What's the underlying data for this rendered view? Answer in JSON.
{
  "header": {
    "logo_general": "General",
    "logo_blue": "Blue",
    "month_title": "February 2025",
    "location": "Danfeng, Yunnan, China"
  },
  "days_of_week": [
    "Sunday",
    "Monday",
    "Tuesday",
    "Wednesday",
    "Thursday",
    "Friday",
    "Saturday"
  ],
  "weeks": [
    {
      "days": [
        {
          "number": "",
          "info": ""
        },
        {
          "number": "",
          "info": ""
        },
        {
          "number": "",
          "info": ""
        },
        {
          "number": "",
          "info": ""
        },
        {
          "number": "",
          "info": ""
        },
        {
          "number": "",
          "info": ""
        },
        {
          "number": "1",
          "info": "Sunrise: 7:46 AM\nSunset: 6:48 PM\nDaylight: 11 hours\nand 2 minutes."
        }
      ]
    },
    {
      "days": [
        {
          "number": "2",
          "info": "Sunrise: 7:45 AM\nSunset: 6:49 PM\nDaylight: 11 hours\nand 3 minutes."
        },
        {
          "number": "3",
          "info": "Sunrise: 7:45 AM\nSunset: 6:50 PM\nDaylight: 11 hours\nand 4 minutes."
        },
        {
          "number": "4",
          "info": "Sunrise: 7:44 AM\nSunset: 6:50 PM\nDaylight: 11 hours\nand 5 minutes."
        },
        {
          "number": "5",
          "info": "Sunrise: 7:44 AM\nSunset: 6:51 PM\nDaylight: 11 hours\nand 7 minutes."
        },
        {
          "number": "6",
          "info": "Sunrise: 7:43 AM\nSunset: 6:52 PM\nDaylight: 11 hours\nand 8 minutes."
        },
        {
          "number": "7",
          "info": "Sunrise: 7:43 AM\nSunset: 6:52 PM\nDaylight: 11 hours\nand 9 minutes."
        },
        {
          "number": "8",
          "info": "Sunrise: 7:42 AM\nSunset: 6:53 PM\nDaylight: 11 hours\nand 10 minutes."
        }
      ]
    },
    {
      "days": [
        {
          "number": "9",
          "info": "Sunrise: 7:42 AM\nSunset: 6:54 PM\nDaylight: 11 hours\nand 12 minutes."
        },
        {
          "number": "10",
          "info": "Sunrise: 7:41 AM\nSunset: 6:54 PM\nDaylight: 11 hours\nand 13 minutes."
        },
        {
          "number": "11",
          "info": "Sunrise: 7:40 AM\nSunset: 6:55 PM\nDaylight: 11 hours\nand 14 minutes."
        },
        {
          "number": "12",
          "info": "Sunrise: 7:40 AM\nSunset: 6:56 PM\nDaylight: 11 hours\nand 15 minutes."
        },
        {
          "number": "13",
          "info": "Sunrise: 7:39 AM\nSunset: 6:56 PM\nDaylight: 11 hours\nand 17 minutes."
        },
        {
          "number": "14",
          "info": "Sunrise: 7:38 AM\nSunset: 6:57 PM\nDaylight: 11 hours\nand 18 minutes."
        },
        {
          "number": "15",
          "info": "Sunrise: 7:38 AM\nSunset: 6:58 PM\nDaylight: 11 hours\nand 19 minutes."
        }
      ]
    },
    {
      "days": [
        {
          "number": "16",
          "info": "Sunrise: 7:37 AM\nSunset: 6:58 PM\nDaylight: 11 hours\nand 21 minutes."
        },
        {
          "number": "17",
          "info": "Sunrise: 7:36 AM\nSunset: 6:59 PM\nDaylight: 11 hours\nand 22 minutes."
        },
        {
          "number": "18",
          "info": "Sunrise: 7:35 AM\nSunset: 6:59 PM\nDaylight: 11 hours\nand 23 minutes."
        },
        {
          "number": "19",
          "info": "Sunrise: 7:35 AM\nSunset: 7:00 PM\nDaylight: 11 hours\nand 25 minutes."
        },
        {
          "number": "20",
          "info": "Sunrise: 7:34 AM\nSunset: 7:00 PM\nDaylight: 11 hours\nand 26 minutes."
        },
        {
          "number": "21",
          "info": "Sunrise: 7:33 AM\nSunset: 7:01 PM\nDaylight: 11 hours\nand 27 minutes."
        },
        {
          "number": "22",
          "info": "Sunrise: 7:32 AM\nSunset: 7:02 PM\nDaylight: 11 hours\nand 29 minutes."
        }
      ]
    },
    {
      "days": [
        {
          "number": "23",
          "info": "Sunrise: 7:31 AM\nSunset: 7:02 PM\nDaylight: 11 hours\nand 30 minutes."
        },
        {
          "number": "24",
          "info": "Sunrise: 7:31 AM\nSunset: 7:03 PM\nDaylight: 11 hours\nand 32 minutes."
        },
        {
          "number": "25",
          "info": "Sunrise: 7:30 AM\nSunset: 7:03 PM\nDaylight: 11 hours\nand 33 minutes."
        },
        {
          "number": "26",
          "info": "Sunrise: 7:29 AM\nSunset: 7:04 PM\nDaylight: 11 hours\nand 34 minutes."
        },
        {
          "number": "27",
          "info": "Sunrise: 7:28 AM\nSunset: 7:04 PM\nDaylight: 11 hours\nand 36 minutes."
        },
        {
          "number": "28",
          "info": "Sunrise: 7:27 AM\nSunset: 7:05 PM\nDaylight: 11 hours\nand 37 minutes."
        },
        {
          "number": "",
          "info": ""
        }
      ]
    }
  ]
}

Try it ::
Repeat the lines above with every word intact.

Response for this exercise ::
What's the underlying data for this rendered view? Answer in JSON.
{
  "header": {
    "logo_general": "General",
    "logo_blue": "Blue",
    "month_title": "February 2025",
    "location": "Danfeng, Yunnan, China"
  },
  "days_of_week": [
    "Sunday",
    "Monday",
    "Tuesday",
    "Wednesday",
    "Thursday",
    "Friday",
    "Saturday"
  ],
  "weeks": [
    {
      "days": [
        {
          "number": "",
          "info": ""
        },
        {
          "number": "",
          "info": ""
        },
        {
          "number": "",
          "info": ""
        },
        {
          "number": "",
          "info": ""
        },
        {
          "number": "",
          "info": ""
        },
        {
          "number": "",
          "info": ""
        },
        {
          "number": "1",
          "info": "Sunrise: 7:46 AM\nSunset: 6:48 PM\nDaylight: 11 hours\nand 2 minutes."
        }
      ]
    },
    {
      "days": [
        {
          "number": "2",
          "info": "Sunrise: 7:45 AM\nSunset: 6:49 PM\nDaylight: 11 hours\nand 3 minutes."
        },
        {
          "number": "3",
          "info": "Sunrise: 7:45 AM\nSunset: 6:50 PM\nDaylight: 11 hours\nand 4 minutes."
        },
        {
          "number": "4",
          "info": "Sunrise: 7:44 AM\nSunset: 6:50 PM\nDaylight: 11 hours\nand 5 minutes."
        },
        {
          "number": "5",
          "info": "Sunrise: 7:44 AM\nSunset: 6:51 PM\nDaylight: 11 hours\nand 7 minutes."
        },
        {
          "number": "6",
          "info": "Sunrise: 7:43 AM\nSunset: 6:52 PM\nDaylight: 11 hours\nand 8 minutes."
        },
        {
          "number": "7",
          "info": "Sunrise: 7:43 AM\nSunset: 6:52 PM\nDaylight: 11 hours\nand 9 minutes."
        },
        {
          "number": "8",
          "info": "Sunrise: 7:42 AM\nSunset: 6:53 PM\nDaylight: 11 hours\nand 10 minutes."
        }
      ]
    },
    {
      "days": [
        {
          "number": "9",
          "info": "Sunrise: 7:42 AM\nSunset: 6:54 PM\nDaylight: 11 hours\nand 12 minutes."
        },
        {
          "number": "10",
          "info": "Sunrise: 7:41 AM\nSunset: 6:54 PM\nDaylight: 11 hours\nand 13 minutes."
        },
        {
          "number": "11",
          "info": "Sunrise: 7:40 AM\nSunset: 6:55 PM\nDaylight: 11 hours\nand 14 minutes."
        },
        {
          "number": "12",
          "info": "Sunrise: 7:40 AM\nSunset: 6:56 PM\nDaylight: 11 hours\nand 15 minutes."
        },
        {
          "number": "13",
          "info": "Sunrise: 7:39 AM\nSunset: 6:56 PM\nDaylight: 11 hours\nand 17 minutes."
        },
        {
          "number": "14",
          "info": "Sunrise: 7:38 AM\nSunset: 6:57 PM\nDaylight: 11 hours\nand 18 minutes."
        },
        {
          "number": "15",
          "info": "Sunrise: 7:38 AM\nSunset: 6:58 PM\nDaylight: 11 hours\nand 19 minutes."
        }
      ]
    },
    {
      "days": [
        {
          "number": "16",
          "info": "Sunrise: 7:37 AM\nSunset: 6:58 PM\nDaylight: 11 hours\nand 21 minutes."
        },
        {
          "number": "17",
          "info": "Sunrise: 7:36 AM\nSunset: 6:59 PM\nDaylight: 11 hours\nand 22 minutes."
        },
        {
          "number": "18",
          "info": "Sunrise: 7:35 AM\nSunset: 6:59 PM\nDaylight: 11 hours\nand 23 minutes."
        },
        {
          "number": "19",
          "info": "Sunrise: 7:35 AM\nSunset: 7:00 PM\nDaylight: 11 hours\nand 25 minutes."
        },
        {
          "number": "20",
          "info": "Sunrise: 7:34 AM\nSunset: 7:00 PM\nDaylight: 11 hours\nand 26 minutes."
        },
        {
          "number": "21",
          "info": "Sunrise: 7:33 AM\nSunset: 7:01 PM\nDaylight: 11 hours\nand 27 minutes."
        },
        {
          "number": "22",
          "info": "Sunrise: 7:32 AM\nSunset: 7:02 PM\nDaylight: 11 hours\nand 29 minutes."
        }
      ]
    },
    {
      "days": [
        {
          "number": "23",
          "info": "Sunrise: 7:31 AM\nSunset: 7:02 PM\nDaylight: 11 hours\nand 30 minutes."
        },
        {
          "number": "24",
          "info": "Sunrise: 7:31 AM\nSunset: 7:03 PM\nDaylight: 11 hours\nand 32 minutes."
        },
        {
          "number": "25",
          "info": "Sunrise: 7:30 AM\nSunset: 7:03 PM\nDaylight: 11 hours\nand 33 minutes."
        },
        {
          "number": "26",
          "info": "Sunrise: 7:29 AM\nSunset: 7:04 PM\nDaylight: 11 hours\nand 34 minutes."
        },
        {
          "number": "27",
          "info": "Sunrise: 7:28 AM\nSunset: 7:04 PM\nDaylight: 11 hours\nand 36 minutes."
        },
        {
          "number": "28",
          "info": "Sunrise: 7:27 AM\nSunset: 7:05 PM\nDaylight: 11 hours\nand 37 minutes."
        },
        {
          "number": "",
          "info": ""
        }
      ]
    }
  ]
}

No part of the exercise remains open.